Any significant drop in venture capital funding would potentially have a downstream impact on development and lab demand.
Newmark’s year-end report found that roughly 34M SF of lab space is under development or renovation nationwide, which wouldn’t be affected by a startup funding slump, Littman said. But the future pipeline, which stands at 104M SF of proposed space, would likely shrink, especially in new and tertiary markets. Established markets, such as Boston — which received $13.7B, or 36% of nationwide VC biotech funding last year, per MassBio — would still be magnets for funding.
The long-term impact of the current slowdown is still hard to read, said Biocom’s Panetta.
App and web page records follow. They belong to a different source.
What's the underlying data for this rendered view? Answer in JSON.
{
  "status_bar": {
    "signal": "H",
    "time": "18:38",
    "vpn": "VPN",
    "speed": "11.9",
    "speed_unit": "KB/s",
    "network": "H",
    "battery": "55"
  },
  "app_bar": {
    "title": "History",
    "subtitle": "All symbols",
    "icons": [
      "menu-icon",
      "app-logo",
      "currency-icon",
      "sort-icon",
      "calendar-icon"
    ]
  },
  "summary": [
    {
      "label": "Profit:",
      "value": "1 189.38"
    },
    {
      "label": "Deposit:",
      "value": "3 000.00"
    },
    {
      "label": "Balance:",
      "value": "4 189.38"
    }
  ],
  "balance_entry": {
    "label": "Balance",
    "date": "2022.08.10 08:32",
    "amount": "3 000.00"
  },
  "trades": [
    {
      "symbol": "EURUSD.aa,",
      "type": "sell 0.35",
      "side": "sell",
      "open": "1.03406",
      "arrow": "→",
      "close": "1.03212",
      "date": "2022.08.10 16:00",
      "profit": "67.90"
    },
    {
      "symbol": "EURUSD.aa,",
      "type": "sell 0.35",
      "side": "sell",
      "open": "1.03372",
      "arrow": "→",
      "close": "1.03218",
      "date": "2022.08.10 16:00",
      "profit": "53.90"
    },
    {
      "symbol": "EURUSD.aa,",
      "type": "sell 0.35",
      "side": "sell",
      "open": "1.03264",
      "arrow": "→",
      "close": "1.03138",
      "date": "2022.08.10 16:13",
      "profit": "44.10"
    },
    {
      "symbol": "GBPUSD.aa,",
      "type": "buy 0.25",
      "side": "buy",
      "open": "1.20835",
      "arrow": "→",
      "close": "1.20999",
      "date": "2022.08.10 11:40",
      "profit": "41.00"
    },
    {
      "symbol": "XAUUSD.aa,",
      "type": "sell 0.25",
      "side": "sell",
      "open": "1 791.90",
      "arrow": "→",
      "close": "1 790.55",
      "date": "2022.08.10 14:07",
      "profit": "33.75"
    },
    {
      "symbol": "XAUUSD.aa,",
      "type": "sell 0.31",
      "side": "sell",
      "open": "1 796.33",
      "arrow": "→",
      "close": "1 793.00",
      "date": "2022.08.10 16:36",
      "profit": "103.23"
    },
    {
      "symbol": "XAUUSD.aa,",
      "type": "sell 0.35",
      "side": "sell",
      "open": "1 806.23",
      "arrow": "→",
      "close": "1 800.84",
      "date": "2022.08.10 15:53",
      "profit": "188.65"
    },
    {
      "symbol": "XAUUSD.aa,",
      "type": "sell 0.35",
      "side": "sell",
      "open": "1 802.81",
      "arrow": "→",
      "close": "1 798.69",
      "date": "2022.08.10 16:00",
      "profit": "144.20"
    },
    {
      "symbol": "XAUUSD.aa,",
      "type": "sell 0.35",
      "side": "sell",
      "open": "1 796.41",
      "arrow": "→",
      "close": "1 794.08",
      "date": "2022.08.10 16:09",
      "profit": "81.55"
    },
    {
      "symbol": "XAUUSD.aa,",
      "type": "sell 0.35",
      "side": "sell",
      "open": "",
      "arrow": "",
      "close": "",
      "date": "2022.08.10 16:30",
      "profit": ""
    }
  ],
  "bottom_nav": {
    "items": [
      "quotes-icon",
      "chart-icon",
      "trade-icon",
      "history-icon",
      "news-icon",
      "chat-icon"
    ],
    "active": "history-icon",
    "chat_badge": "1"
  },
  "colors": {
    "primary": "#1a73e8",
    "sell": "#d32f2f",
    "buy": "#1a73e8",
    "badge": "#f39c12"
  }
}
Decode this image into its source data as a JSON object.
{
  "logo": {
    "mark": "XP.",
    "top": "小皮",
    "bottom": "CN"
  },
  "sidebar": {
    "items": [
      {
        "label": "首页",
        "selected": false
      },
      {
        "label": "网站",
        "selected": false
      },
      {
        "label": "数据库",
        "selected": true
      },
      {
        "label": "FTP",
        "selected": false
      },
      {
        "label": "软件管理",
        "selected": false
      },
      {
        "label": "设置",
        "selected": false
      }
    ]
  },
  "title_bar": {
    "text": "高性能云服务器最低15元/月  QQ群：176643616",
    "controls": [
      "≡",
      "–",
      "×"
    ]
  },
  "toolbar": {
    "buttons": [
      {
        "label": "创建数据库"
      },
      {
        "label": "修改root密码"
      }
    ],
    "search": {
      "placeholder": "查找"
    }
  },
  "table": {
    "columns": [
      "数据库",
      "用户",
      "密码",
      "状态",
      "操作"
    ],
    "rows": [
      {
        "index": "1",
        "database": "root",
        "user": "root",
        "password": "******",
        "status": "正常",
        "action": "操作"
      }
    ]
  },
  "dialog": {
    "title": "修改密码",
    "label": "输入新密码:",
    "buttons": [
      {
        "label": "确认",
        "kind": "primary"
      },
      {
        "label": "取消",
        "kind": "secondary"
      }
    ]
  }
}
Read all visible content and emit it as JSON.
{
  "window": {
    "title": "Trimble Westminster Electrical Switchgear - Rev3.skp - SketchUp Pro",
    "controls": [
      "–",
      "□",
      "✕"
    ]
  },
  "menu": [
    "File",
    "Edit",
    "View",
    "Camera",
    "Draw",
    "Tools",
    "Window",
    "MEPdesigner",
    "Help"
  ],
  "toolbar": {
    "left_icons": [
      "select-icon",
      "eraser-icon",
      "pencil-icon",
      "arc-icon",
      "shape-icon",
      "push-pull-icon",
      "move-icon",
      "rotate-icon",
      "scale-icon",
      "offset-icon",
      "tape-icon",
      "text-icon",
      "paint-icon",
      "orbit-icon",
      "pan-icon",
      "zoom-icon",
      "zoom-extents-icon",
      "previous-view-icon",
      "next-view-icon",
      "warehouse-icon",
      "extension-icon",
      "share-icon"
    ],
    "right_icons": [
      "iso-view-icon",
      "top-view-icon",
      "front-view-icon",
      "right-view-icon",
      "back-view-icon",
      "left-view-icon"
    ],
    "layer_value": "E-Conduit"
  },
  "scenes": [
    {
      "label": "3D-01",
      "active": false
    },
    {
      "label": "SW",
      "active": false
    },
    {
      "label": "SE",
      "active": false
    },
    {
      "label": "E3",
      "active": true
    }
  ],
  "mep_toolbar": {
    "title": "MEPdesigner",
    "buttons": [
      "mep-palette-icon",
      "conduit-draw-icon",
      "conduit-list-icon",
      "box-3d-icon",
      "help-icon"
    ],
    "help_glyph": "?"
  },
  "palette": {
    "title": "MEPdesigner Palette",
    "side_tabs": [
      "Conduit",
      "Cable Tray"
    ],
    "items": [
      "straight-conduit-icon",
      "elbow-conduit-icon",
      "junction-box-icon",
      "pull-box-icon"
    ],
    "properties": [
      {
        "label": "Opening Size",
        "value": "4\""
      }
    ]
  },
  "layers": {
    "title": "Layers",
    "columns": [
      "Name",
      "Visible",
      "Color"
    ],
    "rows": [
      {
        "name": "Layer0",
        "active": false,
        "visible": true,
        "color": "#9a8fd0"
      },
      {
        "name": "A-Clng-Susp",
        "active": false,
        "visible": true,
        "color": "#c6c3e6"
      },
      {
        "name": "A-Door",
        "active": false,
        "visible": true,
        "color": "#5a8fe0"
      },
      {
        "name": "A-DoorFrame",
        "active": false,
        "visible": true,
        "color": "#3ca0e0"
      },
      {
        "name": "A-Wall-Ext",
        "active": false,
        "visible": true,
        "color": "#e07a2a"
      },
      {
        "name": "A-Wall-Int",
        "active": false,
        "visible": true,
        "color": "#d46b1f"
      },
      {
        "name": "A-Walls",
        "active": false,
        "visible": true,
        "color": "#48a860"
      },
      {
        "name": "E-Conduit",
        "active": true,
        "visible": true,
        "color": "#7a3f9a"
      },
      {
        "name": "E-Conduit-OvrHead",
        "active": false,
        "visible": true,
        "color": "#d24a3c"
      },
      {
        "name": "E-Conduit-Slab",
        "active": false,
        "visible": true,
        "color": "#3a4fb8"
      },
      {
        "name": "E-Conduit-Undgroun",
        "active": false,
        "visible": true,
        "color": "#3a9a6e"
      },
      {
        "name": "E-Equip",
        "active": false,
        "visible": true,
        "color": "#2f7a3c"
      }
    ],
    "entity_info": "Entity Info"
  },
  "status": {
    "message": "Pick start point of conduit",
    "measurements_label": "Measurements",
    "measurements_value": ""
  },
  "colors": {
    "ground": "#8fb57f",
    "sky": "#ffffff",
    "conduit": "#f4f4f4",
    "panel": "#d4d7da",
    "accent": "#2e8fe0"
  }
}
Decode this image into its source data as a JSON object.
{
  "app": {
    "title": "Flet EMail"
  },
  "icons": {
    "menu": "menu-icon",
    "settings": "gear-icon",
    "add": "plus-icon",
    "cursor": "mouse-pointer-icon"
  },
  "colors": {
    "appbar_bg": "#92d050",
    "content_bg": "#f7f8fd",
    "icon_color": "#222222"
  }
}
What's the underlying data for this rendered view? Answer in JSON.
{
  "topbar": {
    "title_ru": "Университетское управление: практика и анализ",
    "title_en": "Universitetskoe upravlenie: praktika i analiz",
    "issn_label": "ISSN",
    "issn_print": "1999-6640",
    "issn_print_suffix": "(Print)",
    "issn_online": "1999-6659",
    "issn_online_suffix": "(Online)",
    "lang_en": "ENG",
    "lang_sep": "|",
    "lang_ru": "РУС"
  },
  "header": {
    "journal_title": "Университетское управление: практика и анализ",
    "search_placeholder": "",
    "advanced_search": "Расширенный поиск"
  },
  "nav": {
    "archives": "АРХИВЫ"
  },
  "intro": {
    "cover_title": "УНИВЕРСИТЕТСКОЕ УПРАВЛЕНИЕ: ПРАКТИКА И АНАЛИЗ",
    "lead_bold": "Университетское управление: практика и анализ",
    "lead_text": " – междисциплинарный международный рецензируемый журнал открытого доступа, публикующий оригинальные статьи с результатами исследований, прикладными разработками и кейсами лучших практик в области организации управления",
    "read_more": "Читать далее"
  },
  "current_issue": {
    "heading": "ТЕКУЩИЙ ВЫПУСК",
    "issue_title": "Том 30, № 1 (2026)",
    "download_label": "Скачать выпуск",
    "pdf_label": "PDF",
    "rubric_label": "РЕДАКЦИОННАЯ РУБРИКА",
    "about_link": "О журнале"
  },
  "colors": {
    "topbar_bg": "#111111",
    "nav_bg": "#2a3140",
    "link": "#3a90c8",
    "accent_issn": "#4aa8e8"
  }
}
There is lots of uncertainty right now, due to inflation and the geopolitical situation, and “uncertainty at any level leads to a hesitation in investment.” Panetta said real estate developers he’s spoken with are moving ahead “aggressively” since they haven't seen a slowdown in demand, especially for wet lab space.
But he’s keeping his eye on some potential regulatory shifts, including a revisiting of the America Invents Act, which may shift intellectual property rights in a way that’s less favorable to biotech, and President Joe Biden’s comments about refocusing on drug pricing, that may further cool the investment climate.
The market correction, however long it lasts, will likely not be nearly as impactful as previous downturns. Norris said that some investors see the IPO market beginning to slowly come back as soon as the second quarter. Chok said when valuations start trending lower, that value leads to more merger and acquisition events, which in turn brings back investment in the sector. All the sources for this story agreed the market fundamentals and maturity of the sector suggest long-term fortunes are still bright.
“Can life science keep growing at the rate it’s been growing? Maybe not, maybe the growth rate slows down a little bit,” Littman said. “I think volumes will stay high, but the growth rate will slow. I think there is a limit, but life sciences and healthcare are among the industries with the higher limit, since there are so many conditions and potential treatments out there.”
CORRECTION, FEB. 21, 11:00 A.M. ET: A previous version of this story misquoted Daniel Littman, implying incorrectly that he was making future market predictions. The quote has been adjusted to accurately reflect his sentiments.